**TASK PROMPT:**
Every record needs to be set down again without a single difference.

** Opening RECORDS TO PROCESS block **

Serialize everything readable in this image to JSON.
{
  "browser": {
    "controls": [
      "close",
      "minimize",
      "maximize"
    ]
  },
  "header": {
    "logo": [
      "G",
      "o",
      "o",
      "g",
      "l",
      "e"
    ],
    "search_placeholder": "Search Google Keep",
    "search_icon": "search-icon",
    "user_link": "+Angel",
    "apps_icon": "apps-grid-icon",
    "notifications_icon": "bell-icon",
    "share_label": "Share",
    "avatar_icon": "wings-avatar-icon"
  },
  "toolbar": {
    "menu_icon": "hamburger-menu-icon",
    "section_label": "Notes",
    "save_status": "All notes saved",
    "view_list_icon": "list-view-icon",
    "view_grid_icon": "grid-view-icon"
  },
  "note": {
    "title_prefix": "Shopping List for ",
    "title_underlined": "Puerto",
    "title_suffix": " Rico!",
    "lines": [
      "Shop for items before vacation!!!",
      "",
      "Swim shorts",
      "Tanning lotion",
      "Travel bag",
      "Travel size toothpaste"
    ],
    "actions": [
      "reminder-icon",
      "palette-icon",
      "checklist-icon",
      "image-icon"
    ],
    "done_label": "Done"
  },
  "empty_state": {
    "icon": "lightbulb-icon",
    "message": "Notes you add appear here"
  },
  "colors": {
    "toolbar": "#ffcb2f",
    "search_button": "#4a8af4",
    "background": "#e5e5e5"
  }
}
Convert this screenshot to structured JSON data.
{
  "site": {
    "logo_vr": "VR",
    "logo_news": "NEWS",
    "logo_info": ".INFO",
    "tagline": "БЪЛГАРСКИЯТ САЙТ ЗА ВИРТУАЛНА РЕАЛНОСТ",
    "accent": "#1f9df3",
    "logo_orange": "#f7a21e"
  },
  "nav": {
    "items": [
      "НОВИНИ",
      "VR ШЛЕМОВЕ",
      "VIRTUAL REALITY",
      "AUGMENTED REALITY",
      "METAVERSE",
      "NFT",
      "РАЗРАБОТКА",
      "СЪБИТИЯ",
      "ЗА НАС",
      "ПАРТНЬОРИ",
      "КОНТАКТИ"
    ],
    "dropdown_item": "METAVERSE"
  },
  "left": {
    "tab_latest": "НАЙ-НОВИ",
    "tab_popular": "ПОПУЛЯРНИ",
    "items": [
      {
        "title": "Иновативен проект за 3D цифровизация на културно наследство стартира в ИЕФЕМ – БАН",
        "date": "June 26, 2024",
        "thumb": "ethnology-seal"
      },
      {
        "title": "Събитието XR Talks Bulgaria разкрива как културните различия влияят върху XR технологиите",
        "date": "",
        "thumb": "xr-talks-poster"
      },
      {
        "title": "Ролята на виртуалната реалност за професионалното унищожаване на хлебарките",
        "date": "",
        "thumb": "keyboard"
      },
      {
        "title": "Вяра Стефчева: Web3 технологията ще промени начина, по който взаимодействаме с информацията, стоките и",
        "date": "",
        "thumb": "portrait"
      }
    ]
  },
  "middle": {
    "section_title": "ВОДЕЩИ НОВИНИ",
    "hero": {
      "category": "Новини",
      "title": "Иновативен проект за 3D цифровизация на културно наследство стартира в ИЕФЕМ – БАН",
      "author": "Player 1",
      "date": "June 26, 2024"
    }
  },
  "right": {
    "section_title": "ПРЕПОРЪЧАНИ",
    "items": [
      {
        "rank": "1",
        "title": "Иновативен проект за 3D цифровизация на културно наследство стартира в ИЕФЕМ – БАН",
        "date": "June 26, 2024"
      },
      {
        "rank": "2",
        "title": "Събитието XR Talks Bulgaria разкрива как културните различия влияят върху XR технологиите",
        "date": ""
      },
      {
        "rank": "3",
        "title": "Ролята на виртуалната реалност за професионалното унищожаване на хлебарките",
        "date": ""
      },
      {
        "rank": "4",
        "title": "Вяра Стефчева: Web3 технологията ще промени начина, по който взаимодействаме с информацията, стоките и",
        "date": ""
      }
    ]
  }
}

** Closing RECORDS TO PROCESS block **

**SOLVED EXERCISE:**
Serialize everything readable in this image to JSON.
{
  "browser": {
    "controls": [
      "close",
      "minimize",
      "maximize"
    ]
  },
  "header": {
    "logo": [
      "G",
      "o",
      "o",
      "g",
      "l",
      "e"
    ],
    "search_placeholder": "Search Google Keep",
    "search_icon": "search-icon",
    "user_link": "+Angel",
    "apps_icon": "apps-grid-icon",
    "notifications_icon": "bell-icon",
    "share_label": "Share",
    "avatar_icon": "wings-avatar-icon"
  },
  "toolbar": {
    "menu_icon": "hamburger-menu-icon",
    "section_label": "Notes",
    "save_status": "All notes saved",
    "view_list_icon": "list-view-icon",
    "view_grid_icon": "grid-view-icon"
  },
  "note": {
    "title_prefix": "Shopping List for ",
    "title_underlined": "Puerto",
    "title_suffix": " Rico!",
    "lines": [
      "Shop for items before vacation!!!",
      "",
      "Swim shorts",
      "Tanning lotion",
      "Travel bag",
      "Travel size toothpaste"
    ],
    "actions": [
      "reminder-icon",
      "palette-icon",
      "checklist-icon",
      "image-icon"
    ],
    "done_label": "Done"
  },
  "empty_state": {
    "icon": "lightbulb-icon",
    "message": "Notes you add appear here"
  },
  "colors": {
    "toolbar": "#ffcb2f",
    "search_button": "#4a8af4",
    "background": "#e5e5e5"
  }
}
Convert this screenshot to structured JSON data.
{
  "site": {
    "logo_vr": "VR",
    "logo_news": "NEWS",
    "logo_info": ".INFO",
    "tagline": "БЪЛГАРСКИЯТ САЙТ ЗА ВИРТУАЛНА РЕАЛНОСТ",
    "accent": "#1f9df3",
    "logo_orange": "#f7a21e"
  },
  "nav": {
    "items": [
      "НОВИНИ",
      "VR ШЛЕМОВЕ",
      "VIRTUAL REALITY",
      "AUGMENTED REALITY",
      "METAVERSE",
      "NFT",
      "РАЗРАБОТКА",
      "СЪБИТИЯ",
      "ЗА НАС",
      "ПАРТНЬОРИ",
      "КОНТАКТИ"
    ],
    "dropdown_item": "METAVERSE"
  },
  "left": {
    "tab_latest": "НАЙ-НОВИ",
    "tab_popular": "ПОПУЛЯРНИ",
    "items": [
      {
        "title": "Иновативен проект за 3D цифровизация на културно наследство стартира в ИЕФЕМ – БАН",
        "date": "June 26, 2024",
        "thumb": "ethnology-seal"
      },
      {
        "title": "Събитието XR Talks Bulgaria разкрива как културните различия влияят върху XR технологиите",
        "date": "",
        "thumb": "xr-talks-poster"
      },
      {
        "title": "Ролята на виртуалната реалност за професионалното унищожаване на хлебарките",
        "date": "",
        "thumb": "keyboard"
      },
      {
        "title": "Вяра Стефчева: Web3 технологията ще промени начина, по който взаимодействаме с информацията, стоките и",
        "date": "",
        "thumb": "portrait"
      }
    ]
  },
  "middle": {
    "section_title": "ВОДЕЩИ НОВИНИ",
    "hero": {
      "category": "Новини",
      "title": "Иновативен проект за 3D цифровизация на културно наследство стартира в ИЕФЕМ – БАН",
      "author": "Player 1",
      "date": "June 26, 2024"
    }
  },
  "right": {
    "section_title": "ПРЕПОРЪЧАНИ",
    "items": [
      {
        "rank": "1",
        "title": "Иновативен проект за 3D цифровизация на културно наследство стартира в ИЕФЕМ – БАН",
        "date": "June 26, 2024"
      },
      {
        "rank": "2",
        "title": "Събитието XR Talks Bulgaria разкрива как културните различия влияят върху XR технологиите",
        "date": ""
      },
      {
        "rank": "3",
        "title": "Ролята на виртуалната реалност за професионалното унищожаване на хлебарките",
        "date": ""
      },
      {
        "rank": "4",
        "title": "Вяра Стефчева: Web3 технологията ще промени начина, по който взаимодействаме с информацията, стоките и",
        "date": ""
      }
    ]
  }
}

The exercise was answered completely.